- _PROVIDED MATERIAL_
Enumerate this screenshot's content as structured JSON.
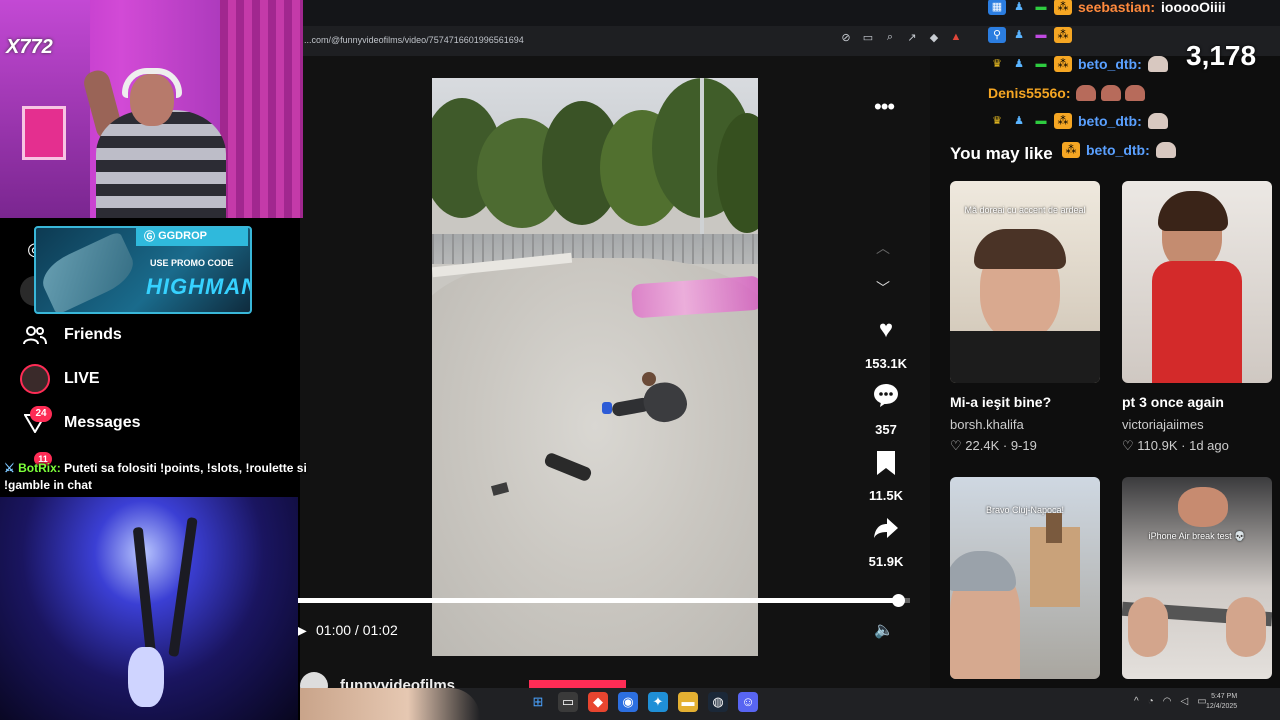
{
  "browser": {
    "url": "...com/@funnyvideofilms/video/7574716601996561694"
  },
  "video": {
    "time_current": "01:00",
    "time_total": "01:02",
    "time_separator": " / ",
    "progress": 0.98,
    "likes": "153.1K",
    "comments": "357",
    "saves": "11.5K",
    "shares": "51.9K",
    "author": "funnyvideofilms"
  },
  "sidebar": {
    "heading_visible": "You may like",
    "recommendations": [
      {
        "title": "Mi-a ieşit bine?",
        "author": "borsh.khalifa",
        "likes": "22.4K",
        "date": "9-19",
        "overlay": "Mă doreai cu accent de ardeal"
      },
      {
        "title": "pt 3 once again",
        "author": "victoriajaiimes",
        "likes": "110.9K",
        "date": "1d ago",
        "overlay": ""
      },
      {
        "title": "",
        "author": "",
        "likes": "",
        "date": "",
        "overlay": "Bravo Cluj-Napoca!"
      },
      {
        "title": "",
        "author": "",
        "likes": "",
        "date": "",
        "overlay": "iPhone Air break test 💀"
      }
    ]
  },
  "left_menu": {
    "items": [
      {
        "label": "Friends",
        "icon": "friends-icon"
      },
      {
        "label": "LIVE",
        "icon": "live-icon"
      },
      {
        "label": "Messages",
        "icon": "messages-icon",
        "badge": "24"
      }
    ],
    "activity_badge": "11"
  },
  "stream": {
    "cam_logo": "X772",
    "viewer_count": "3,178",
    "promo": {
      "brand": "GGDROP",
      "subtitle": "USE PROMO CODE",
      "code": "HIGHMAN"
    },
    "bot_message": {
      "user": "BotRix:",
      "text": " Puteti sa folositi !points, !slots, !roulette si !gamble in chat"
    },
    "chat": [
      {
        "user": "seebastian:",
        "message": "iooooOiiii",
        "color": "#ff8a3d"
      },
      {
        "user": "beto_dtb:",
        "message": "",
        "color": "#5aa0ff"
      },
      {
        "user": "Denis5556o:",
        "message": "",
        "color": "#f5a623"
      },
      {
        "user": "beto_dtb:",
        "message": "",
        "color": "#5aa0ff"
      },
      {
        "user": "beto_dtb:",
        "message": "",
        "color": "#5aa0ff"
      }
    ]
  },
  "taskbar": {
    "time": "5:47 PM",
    "date": "12/4/2025"
  },
  "colors": {
    "tiktok_red": "#fe2c55",
    "promo_cyan": "#2fb9dc",
    "bot_green": "#7cff3a"
  }
}
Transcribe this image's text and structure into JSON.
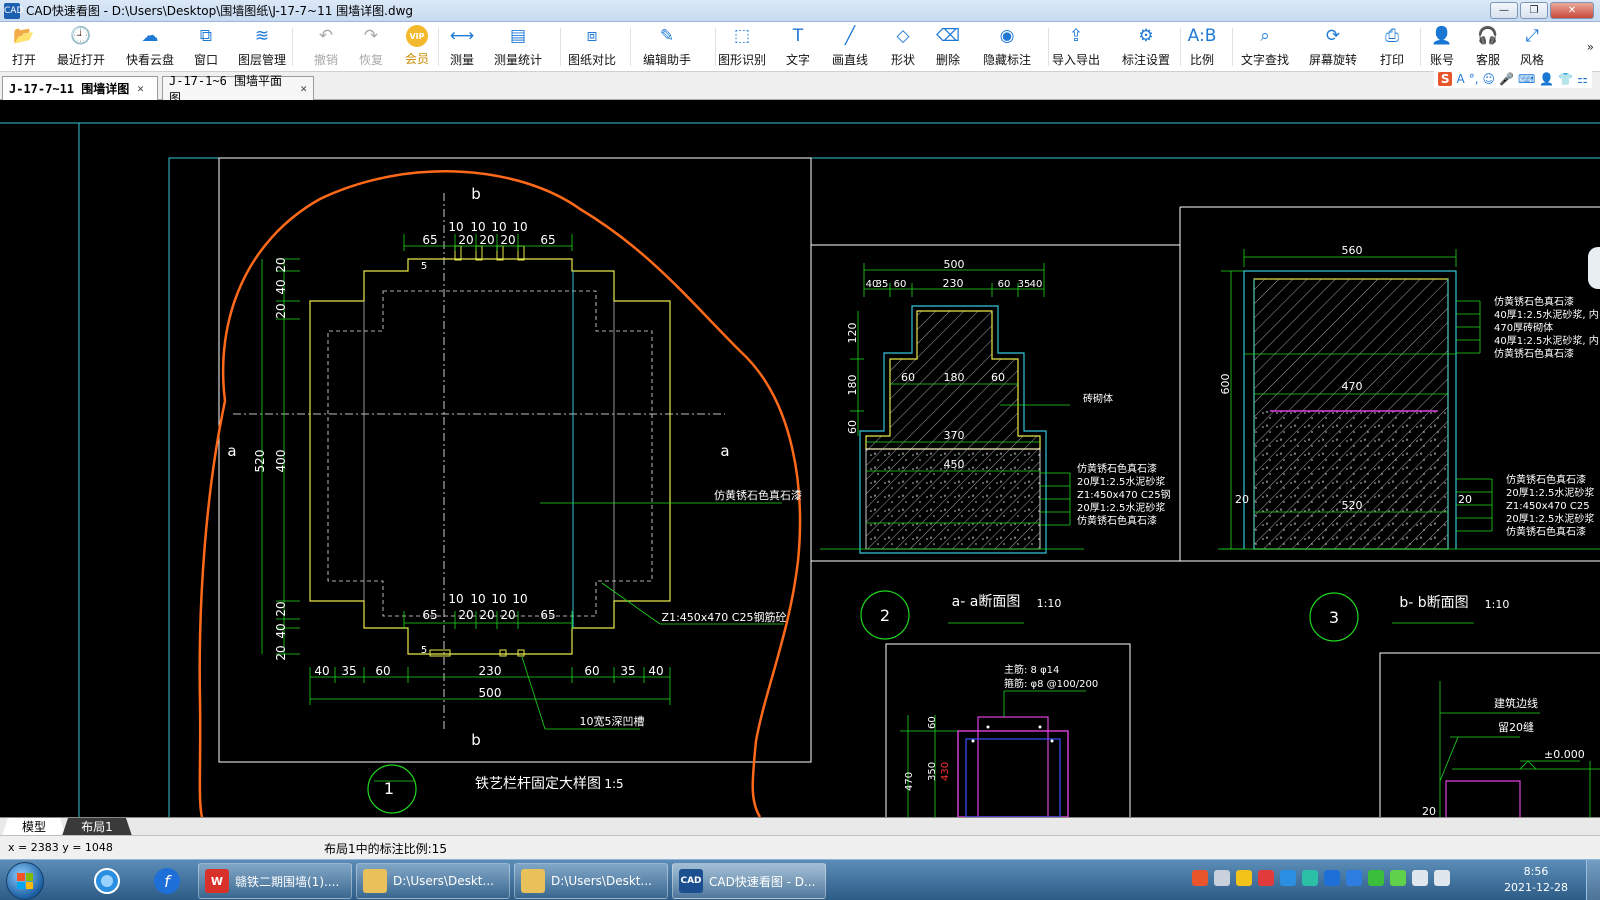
{
  "window": {
    "title": "CAD快速看图 - D:\\Users\\Desktop\\围墙图纸\\J-17-7~11 围墙详图.dwg",
    "minimize": "—",
    "maximize": "❐",
    "close": "✕"
  },
  "toolbar": [
    {
      "id": "open",
      "label": "打开",
      "icon": "folder-open",
      "glyph": "📂",
      "enabled": true
    },
    {
      "id": "recent",
      "label": "最近打开",
      "icon": "clock",
      "glyph": "🕘",
      "enabled": true
    },
    {
      "id": "cloud",
      "label": "快看云盘",
      "icon": "cloud",
      "glyph": "☁",
      "enabled": true
    },
    {
      "id": "window",
      "label": "窗口",
      "icon": "window",
      "glyph": "⧉",
      "enabled": true
    },
    {
      "id": "layers",
      "label": "图层管理",
      "icon": "layers",
      "glyph": "≋",
      "enabled": true
    },
    {
      "id": "undo",
      "label": "撤销",
      "icon": "undo",
      "glyph": "↶",
      "enabled": false
    },
    {
      "id": "redo",
      "label": "恢复",
      "icon": "redo",
      "glyph": "↷",
      "enabled": false
    },
    {
      "id": "vip",
      "label": "会员",
      "icon": "vip-badge",
      "glyph": "VIP",
      "enabled": true
    },
    {
      "id": "measure",
      "label": "测量",
      "icon": "ruler",
      "glyph": "⟷",
      "enabled": true
    },
    {
      "id": "measure-stats",
      "label": "测量统计",
      "icon": "chart",
      "glyph": "▤",
      "enabled": true
    },
    {
      "id": "compare",
      "label": "图纸对比",
      "icon": "compare",
      "glyph": "⧈",
      "enabled": true
    },
    {
      "id": "edit-helper",
      "label": "编辑助手",
      "icon": "cad-edit",
      "glyph": "✎",
      "enabled": true
    },
    {
      "id": "shape-recognize",
      "label": "图形识别",
      "icon": "shape-recognize",
      "glyph": "⬚",
      "enabled": true
    },
    {
      "id": "text",
      "label": "文字",
      "icon": "text-T",
      "glyph": "T",
      "enabled": true
    },
    {
      "id": "line",
      "label": "画直线",
      "icon": "line",
      "glyph": "╱",
      "enabled": true
    },
    {
      "id": "shape",
      "label": "形状",
      "icon": "shape",
      "glyph": "◇",
      "enabled": true
    },
    {
      "id": "delete",
      "label": "删除",
      "icon": "eraser",
      "glyph": "⌫",
      "enabled": true
    },
    {
      "id": "hide-marks",
      "label": "隐藏标注",
      "icon": "eye-hidden",
      "glyph": "◉",
      "enabled": true
    },
    {
      "id": "import-export",
      "label": "导入导出",
      "icon": "export",
      "glyph": "⇪",
      "enabled": true
    },
    {
      "id": "mark-settings",
      "label": "标注设置",
      "icon": "settings",
      "glyph": "⚙",
      "enabled": true
    },
    {
      "id": "scale",
      "label": "比例",
      "icon": "ratio",
      "glyph": "A:B",
      "enabled": true
    },
    {
      "id": "text-find",
      "label": "文字查找",
      "icon": "search-doc",
      "glyph": "⌕",
      "enabled": true
    },
    {
      "id": "rotate",
      "label": "屏幕旋转",
      "icon": "rotate-screen",
      "glyph": "⟳",
      "enabled": true
    },
    {
      "id": "print",
      "label": "打印",
      "icon": "printer",
      "glyph": "⎙",
      "enabled": true
    },
    {
      "id": "account",
      "label": "账号",
      "icon": "user",
      "glyph": "👤",
      "enabled": true
    },
    {
      "id": "service",
      "label": "客服",
      "icon": "headset",
      "glyph": "🎧",
      "enabled": true
    },
    {
      "id": "style",
      "label": "风格",
      "icon": "expand",
      "glyph": "⤢",
      "enabled": true
    }
  ],
  "toolbar_more": "»",
  "tabs": [
    {
      "label": "J-17-7~11 围墙详图",
      "active": true,
      "close": "✕"
    },
    {
      "label": "J-17-1~6 围墙平面图",
      "active": false,
      "close": "✕"
    }
  ],
  "ime": {
    "logo": "S",
    "items": [
      "A",
      "°,",
      "☺",
      "🎤",
      "⌨",
      "👤",
      "👕",
      "⚏"
    ]
  },
  "drawing": {
    "detail1": {
      "section_marks": {
        "top": "b",
        "bottom": "b",
        "left": "a",
        "right": "a"
      },
      "dims_top_small": [
        "10",
        "10",
        "10",
        "10"
      ],
      "dims_top": [
        "65",
        "20",
        "20",
        "20",
        "65"
      ],
      "dims_mid_small": [
        "10",
        "10",
        "10",
        "10"
      ],
      "dims_mid": [
        "65",
        "20",
        "20",
        "20",
        "65"
      ],
      "dim_5_top": "5",
      "dim_5_bottom": "5",
      "dims_left": [
        "20",
        "40",
        "20",
        "400",
        "20",
        "40",
        "20"
      ],
      "dim_left_total": "520",
      "dims_bottom": [
        "40",
        "35",
        "60",
        "230",
        "60",
        "35",
        "40"
      ],
      "dim_bottom_total": "500",
      "note_stone": "仿黄锈石色真石漆",
      "note_column": "Z1:450x470 C25钢筋砼",
      "note_bolt": "10宽5深凹槽",
      "circle_num": "1",
      "caption": "铁艺栏杆固定大样图",
      "caption_scale": "1:5"
    },
    "section_a": {
      "dim_total": "500",
      "dims_top": [
        "40",
        "35",
        "60",
        "230",
        "60",
        "35",
        "40"
      ],
      "dims_left": [
        "120",
        "180",
        "60"
      ],
      "dims_inner": [
        "60",
        "180",
        "60"
      ],
      "dim_370": "370",
      "dim_450": "450",
      "note_cap": "砖砌体",
      "notes": [
        "仿黄锈石色真石漆",
        "20厚1:2.5水泥砂浆",
        "Z1:450x470 C25钢",
        "20厚1:2.5水泥砂浆",
        "仿黄锈石色真石漆"
      ],
      "circle_num": "2",
      "caption": "a- a断面图",
      "caption_scale": "1:10"
    },
    "section_b": {
      "dim_top": "560",
      "dim_left": "600",
      "dim_470": "470",
      "dim_520": "520",
      "dim_20_left": "20",
      "dim_20_right": "20",
      "notes_top": [
        "仿黄锈石色真石漆",
        "40厚1:2.5水泥砂浆, 内",
        "470厚砖砌体",
        "40厚1:2.5水泥砂浆, 内",
        "仿黄锈石色真石漆"
      ],
      "notes_bottom": [
        "仿黄锈石色真石漆",
        "20厚1:2.5水泥砂浆",
        "Z1:450x470 C25",
        "20厚1:2.5水泥砂浆",
        "仿黄锈石色真石漆"
      ],
      "circle_num": "3",
      "caption": "b- b断面图",
      "caption_scale": "1:10"
    },
    "detail4": {
      "note_main": "主筋: 8 φ14",
      "note_stirrup": "箍筋: φ8 @100/200",
      "dims": [
        "60",
        "470",
        "350",
        "430"
      ]
    },
    "detail5": {
      "note_line": "建筑边线",
      "note_gap": "留20缝",
      "elevation": "±0.000",
      "dim": "20"
    }
  },
  "layout_tabs": [
    {
      "label": "模型",
      "active": true
    },
    {
      "label": "布局1",
      "active": false
    }
  ],
  "status": {
    "coords": "x = 2383  y = 1048",
    "scale_info": "布局1中的标注比例:15"
  },
  "taskbar": {
    "items": [
      {
        "label": "赣铁二期围墙(1)....",
        "icon": "W",
        "color": "#d8312a"
      },
      {
        "label": "D:\\Users\\Deskt...",
        "icon": "folder",
        "color": "#e8c15a"
      },
      {
        "label": "D:\\Users\\Deskt...",
        "icon": "folder",
        "color": "#e8c15a"
      },
      {
        "label": "CAD快速看图 - D...",
        "icon": "CAD",
        "color": "#1c4f8f",
        "active": true
      }
    ],
    "time": "8:56",
    "date": "2021-12-28"
  }
}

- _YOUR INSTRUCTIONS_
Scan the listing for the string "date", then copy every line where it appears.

- _TASK ANSWER_
        "date": "9-19",
        "date": "1d ago",
        "date": "",
        "date": "",
    "date": "12/4/2025"
    "date": "2021-12-28"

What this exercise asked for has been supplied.